‘Levelling up starts with people at the bottom. The people who have nothing. It has to’ – Workshop participant

  • Thriving town centres as a place for the community to feel proud of – people felt that Stoke, being the combination of many towns, had no one centre. Making sure each of these composite areas has a vibrant high street that offered both services and places to socialise were seen as important for revitalising a sense of community. Examples such as Stoke’s existing culture quarter were suggested as a blueprint that could be replicated in other parts of the city.

“We want Stoke to be put back on the map as a place to visit, not just a place to pass through” – workshop participant

  • A strong sense of community was seen as vital for catalysing community action, strengthening voice and unlocking greater engagement with local democracy. People wanted more spaces to come together that weren’t transactional or cost prohibitive from entering. The people we spoke to wanted to be involved in local decision making, and in deciding where money is invested. People would also like more information about what was going on locally so that they could get involved when events were taking place, the decline of the local media was keenly felt.

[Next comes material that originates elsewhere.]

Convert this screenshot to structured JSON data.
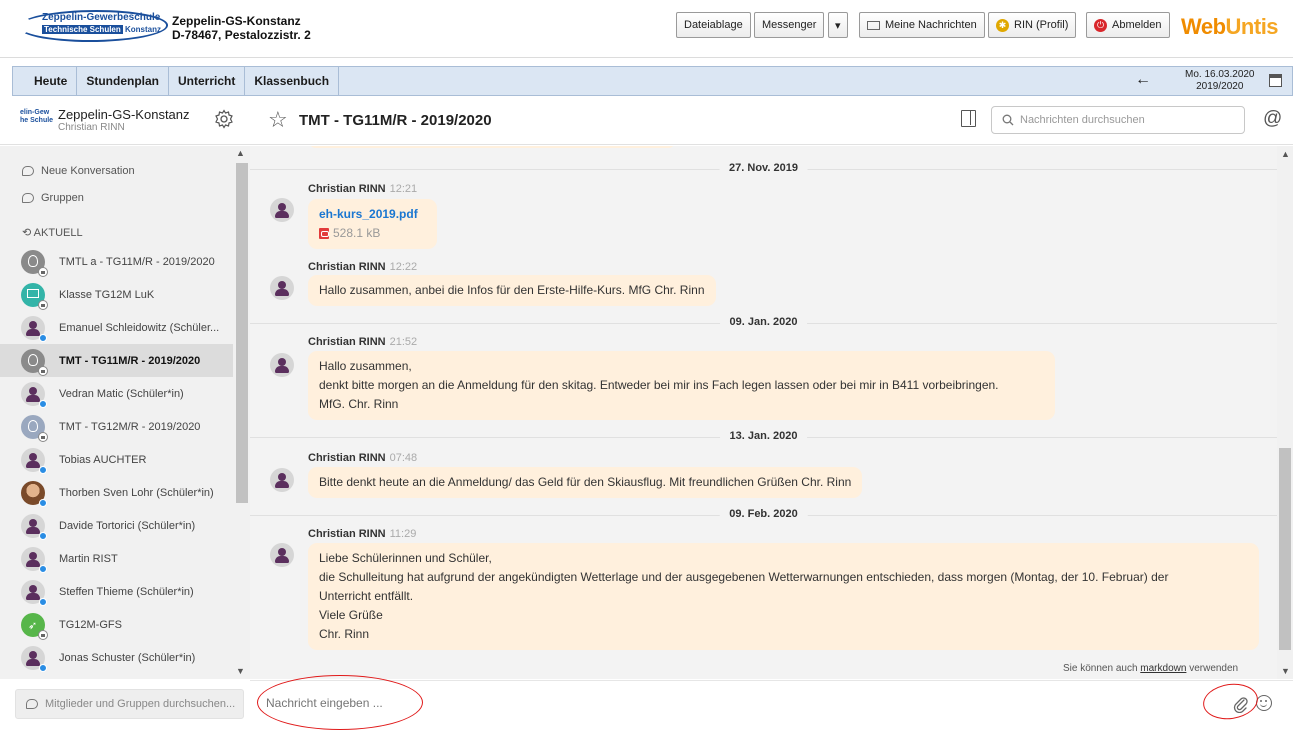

“A happy, prosperous community that takes pride in its heritage and history” Workshop participant's hope for the future of Stoke

  • Understanding what is fair for Stoke – Many of the participants we spoken to had heard that Stoke was allocated levelling up funding, but they questioned if this was fair compared to other places or relevant to what Stoke had lost previously. They wanted more context, a better understanding of the whole package on offer and a clearer sense of what this added up to for Stoke’s future.

Over the course of our discussions, Stoke’s key asset was aptly summarised by the group – ‘its people’. But at the moment, a lack of opportunity and a lack of focus on stitching together the fabric of community across the city has left people feeling disconnected and dislocated from an economic model that doesn’t seem to be working for them. Good jobs, revived public spaces and a focus on building up communities to have a real stake in their futures are the foundations of building a levelled up Stoke.